**WHAT NEEDS TO BE DONE**.
Only a number is wanted: how many lines in these records contain the word "STUFF"?

*** Begin section ***

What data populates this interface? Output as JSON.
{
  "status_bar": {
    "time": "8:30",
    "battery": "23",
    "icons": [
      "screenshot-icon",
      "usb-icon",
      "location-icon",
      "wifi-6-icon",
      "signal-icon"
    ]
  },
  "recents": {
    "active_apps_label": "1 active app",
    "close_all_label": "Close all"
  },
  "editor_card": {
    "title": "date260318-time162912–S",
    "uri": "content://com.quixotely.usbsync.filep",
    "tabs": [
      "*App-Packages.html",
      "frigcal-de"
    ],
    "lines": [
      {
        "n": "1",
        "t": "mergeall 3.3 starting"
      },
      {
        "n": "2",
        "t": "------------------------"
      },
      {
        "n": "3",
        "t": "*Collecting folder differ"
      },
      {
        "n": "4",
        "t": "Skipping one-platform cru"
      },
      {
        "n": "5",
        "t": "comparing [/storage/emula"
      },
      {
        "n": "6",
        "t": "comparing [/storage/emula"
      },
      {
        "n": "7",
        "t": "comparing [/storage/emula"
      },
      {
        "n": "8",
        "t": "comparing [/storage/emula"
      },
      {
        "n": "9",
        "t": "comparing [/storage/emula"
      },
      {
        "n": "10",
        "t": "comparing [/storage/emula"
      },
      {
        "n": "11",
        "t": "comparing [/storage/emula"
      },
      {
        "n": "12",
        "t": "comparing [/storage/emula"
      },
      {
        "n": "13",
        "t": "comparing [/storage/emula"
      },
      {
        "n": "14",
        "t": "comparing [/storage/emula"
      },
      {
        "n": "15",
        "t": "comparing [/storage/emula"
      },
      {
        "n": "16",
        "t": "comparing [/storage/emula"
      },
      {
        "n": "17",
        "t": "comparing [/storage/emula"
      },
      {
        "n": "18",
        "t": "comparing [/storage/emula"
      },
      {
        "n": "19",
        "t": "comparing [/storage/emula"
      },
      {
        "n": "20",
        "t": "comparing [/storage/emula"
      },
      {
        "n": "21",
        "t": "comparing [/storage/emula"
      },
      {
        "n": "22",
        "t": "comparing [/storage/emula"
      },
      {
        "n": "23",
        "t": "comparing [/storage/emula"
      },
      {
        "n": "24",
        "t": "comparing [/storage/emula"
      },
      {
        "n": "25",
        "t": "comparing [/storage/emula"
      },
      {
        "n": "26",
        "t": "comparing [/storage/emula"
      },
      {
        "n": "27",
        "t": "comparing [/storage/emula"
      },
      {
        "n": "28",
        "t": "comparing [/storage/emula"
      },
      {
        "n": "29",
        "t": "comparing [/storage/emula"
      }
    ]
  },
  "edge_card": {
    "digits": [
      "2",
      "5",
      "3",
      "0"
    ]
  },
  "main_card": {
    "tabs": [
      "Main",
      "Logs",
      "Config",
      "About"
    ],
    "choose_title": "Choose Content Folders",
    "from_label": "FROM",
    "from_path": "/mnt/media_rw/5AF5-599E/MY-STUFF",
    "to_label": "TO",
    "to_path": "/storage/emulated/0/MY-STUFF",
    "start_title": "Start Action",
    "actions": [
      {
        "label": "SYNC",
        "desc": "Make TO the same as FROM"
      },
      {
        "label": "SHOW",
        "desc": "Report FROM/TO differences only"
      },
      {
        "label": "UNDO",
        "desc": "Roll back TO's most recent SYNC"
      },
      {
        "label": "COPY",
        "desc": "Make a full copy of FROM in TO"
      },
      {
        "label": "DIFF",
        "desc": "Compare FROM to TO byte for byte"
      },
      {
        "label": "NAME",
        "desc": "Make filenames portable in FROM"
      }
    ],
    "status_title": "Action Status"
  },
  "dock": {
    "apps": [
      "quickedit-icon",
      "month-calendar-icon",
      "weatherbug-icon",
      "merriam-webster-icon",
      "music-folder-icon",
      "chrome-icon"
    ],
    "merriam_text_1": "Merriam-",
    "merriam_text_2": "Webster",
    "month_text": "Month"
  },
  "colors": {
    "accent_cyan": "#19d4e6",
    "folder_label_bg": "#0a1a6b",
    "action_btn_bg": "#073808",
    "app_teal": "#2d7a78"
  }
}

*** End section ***

**ANSWER TO THIS TASK**.
2